Where he was once hair-trigger belligerent, Shute says he tries to find peace in being mindful and learning something from his situation.

“I see it as a lesson that’s being taught, to learn how to be content wherever I go.”

The KXmas show, in its fourth year, has featured Colin Hay of Men at Work, the Beach Boys (with Mike Love) and Kenny Loggins in the past. General manager Tyler Russell said the Christmas shows have raised more than $300,000 for local nonprofits that have included the Boys & Girls Club of Laguna Beach, Surfrider Foundation and Laguna Beach SchoolPower.

The non-profit radio station, with the tagline “Human Crafted Radio,” plays and introduces what it calls generational alt-rock and describes its mission as creating unity in the local community through music, arts and talk.

During an on-air interview with the station Wednesday morning, Animals lead singer Burdon learned from Russell that the homeless musicians will open Saturday’s show. Burdon seemed impressed. “Wow,” he said. “That sounds fantastic. That’s a good thing to be doing.”

But what will Shute and Wood play with Benson?

They tentatively decide on improvising lyrics to the Bo Diddley beat of “Not Fade Away,” Eric Clapton’s version of “Before You Accuse Me,” and a blues riff with the working title “My Amazon Friend.” Also during their time on stage, Benson plans to have Shute and Wood weave some talk about their lives into the music.

The two men are eager for their big moment.

“Oh, we’re gonna be ready,” Wood says to his shelter partner, “right?”

Shute answers by bending some notes on his guitar.

Disillusioned by corporate radio, Tyler Russell founded KX FM 104.7, Laguna Beach’s only FM station, in 2012. Noncommercial and community supported, it broadcasts into areas that were previously radio dead zones. The station recently expanded its reach when KOCI-FM in Newport Beach began airing the flagship morning show hosted by Russell, 28, and musician Jason Feddy.

TR: I was 21 when I first started working in radio. I was super excited, but it quickly became clear to me that the corporate attitude was slowly sucking the soul out of the medium. I was browsing online one day and I found this small, low-powered radio station owned by a church in Laguna Niguel. They were about to lose their license back to the FCC (Federal Communications Commission) because they weren’t on the air. So I approached the pastor of the church and said, “Would you consider transferring it to us?”
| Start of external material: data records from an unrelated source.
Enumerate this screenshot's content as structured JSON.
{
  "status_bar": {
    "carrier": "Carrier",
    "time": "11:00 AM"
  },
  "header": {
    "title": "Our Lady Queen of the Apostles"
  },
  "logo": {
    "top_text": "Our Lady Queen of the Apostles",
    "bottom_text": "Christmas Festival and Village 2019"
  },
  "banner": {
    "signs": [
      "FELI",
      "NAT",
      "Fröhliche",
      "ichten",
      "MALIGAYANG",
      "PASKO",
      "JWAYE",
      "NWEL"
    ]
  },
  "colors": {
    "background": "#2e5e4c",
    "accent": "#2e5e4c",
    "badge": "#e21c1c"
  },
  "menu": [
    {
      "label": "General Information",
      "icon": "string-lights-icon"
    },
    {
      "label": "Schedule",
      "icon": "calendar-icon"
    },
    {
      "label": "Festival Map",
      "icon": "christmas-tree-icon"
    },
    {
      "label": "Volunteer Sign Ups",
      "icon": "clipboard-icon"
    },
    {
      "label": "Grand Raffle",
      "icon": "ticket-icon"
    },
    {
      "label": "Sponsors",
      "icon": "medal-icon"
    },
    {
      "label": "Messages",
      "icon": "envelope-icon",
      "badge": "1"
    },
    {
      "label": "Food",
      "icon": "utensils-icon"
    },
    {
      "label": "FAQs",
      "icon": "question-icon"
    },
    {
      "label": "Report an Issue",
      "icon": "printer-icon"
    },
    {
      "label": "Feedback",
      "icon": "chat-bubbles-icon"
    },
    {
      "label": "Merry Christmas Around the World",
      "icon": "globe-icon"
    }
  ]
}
TR: There are a couple of volunteers who have turned the station into something special. One is Greg Friedman, who hosts a show called “Inner Journey” on Sunday nights. He’s a modern-day shaman. He leads people on excursions to exotic places to help them discover themselves. He started this little advice show, which has more than 40,000 likes on Facebook, and he gets callers from all over the world.

TR: My co-host Jason Feddy is the real star. He’s British, kind of a loved local treasure. He does a segment every Friday called “Jason Sings the Police Blotter” inspired by a minor crime that happened in town. It’s a riot. It’s definitely the most popular thing we do.

TR: During the day, when Jason and I and our afternoon guy Zach (Churchill) are on the air, it’s mostly alternative and indie rock. But at night and on weekends, when it switches to volunteers, we’ve got rock, jazz, ska, reggae, folk. So it goes all over the map.

TR: If you have no background, if you feel unqualified, if you don’t know how to host—that’s fine. All I care about is, do you have a passion for independent radio, do you get what we’re doing, and is the show that you’re proposing for the benefit of yourself or for the benefit of the community? And if the answer is the community, then you get why we’re doing this.